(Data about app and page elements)
■ ■ ■

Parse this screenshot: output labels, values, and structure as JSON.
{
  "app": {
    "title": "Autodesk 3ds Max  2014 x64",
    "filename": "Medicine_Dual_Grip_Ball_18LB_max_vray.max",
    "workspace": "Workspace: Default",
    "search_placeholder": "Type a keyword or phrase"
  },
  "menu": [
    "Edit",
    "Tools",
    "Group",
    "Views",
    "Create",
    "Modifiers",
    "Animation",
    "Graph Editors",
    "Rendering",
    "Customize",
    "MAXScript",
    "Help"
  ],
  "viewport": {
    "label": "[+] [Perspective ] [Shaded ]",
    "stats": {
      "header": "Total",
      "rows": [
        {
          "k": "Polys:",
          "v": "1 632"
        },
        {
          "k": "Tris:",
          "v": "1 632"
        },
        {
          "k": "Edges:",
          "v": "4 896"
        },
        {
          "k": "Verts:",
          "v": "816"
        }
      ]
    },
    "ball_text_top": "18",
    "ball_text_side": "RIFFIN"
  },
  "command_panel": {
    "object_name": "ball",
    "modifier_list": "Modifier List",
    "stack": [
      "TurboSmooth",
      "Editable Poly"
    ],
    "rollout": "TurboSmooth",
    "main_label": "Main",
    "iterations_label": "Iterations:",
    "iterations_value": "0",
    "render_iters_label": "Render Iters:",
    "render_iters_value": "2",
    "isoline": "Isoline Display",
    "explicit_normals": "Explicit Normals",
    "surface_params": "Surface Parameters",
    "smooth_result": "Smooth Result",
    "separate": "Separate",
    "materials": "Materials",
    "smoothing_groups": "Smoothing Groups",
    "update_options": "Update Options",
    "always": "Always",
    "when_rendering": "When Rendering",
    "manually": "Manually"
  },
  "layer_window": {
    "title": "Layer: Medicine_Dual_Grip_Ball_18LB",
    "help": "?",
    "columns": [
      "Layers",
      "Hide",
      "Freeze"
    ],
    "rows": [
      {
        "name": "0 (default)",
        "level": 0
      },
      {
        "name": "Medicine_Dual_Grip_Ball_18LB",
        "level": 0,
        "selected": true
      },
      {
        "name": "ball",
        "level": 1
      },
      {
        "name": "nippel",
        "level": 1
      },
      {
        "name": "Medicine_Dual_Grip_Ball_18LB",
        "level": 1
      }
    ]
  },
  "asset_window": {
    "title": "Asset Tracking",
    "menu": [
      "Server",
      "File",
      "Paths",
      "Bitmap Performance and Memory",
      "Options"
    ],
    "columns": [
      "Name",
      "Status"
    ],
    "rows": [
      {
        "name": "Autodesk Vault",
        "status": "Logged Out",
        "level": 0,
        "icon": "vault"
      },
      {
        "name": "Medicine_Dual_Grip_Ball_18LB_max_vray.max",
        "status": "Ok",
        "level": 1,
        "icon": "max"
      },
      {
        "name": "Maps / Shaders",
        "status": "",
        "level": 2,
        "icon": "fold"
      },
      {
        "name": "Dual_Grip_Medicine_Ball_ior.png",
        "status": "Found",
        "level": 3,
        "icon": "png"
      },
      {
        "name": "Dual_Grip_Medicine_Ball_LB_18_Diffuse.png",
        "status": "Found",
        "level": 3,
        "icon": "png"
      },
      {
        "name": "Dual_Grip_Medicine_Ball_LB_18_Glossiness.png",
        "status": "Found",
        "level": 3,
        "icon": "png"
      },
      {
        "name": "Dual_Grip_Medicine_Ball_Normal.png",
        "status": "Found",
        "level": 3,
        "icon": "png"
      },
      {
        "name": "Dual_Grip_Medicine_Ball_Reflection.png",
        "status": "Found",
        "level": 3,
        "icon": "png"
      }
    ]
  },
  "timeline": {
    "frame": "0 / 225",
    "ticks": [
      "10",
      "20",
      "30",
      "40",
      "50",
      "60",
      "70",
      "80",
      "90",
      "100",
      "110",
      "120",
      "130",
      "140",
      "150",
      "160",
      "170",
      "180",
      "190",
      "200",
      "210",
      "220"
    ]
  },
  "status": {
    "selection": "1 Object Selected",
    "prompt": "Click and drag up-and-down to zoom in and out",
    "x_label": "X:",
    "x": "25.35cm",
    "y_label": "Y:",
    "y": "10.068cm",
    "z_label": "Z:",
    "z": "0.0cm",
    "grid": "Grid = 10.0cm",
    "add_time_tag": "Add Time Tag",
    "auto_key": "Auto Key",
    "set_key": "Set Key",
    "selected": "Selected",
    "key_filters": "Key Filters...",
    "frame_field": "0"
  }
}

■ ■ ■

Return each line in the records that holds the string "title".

### Response to the task:
    "title": "Autodesk 3ds Max  2014 x64",
    "title": "Layer: Medicine_Dual_Grip_Ball_18LB",
    "title": "Asset Tracking",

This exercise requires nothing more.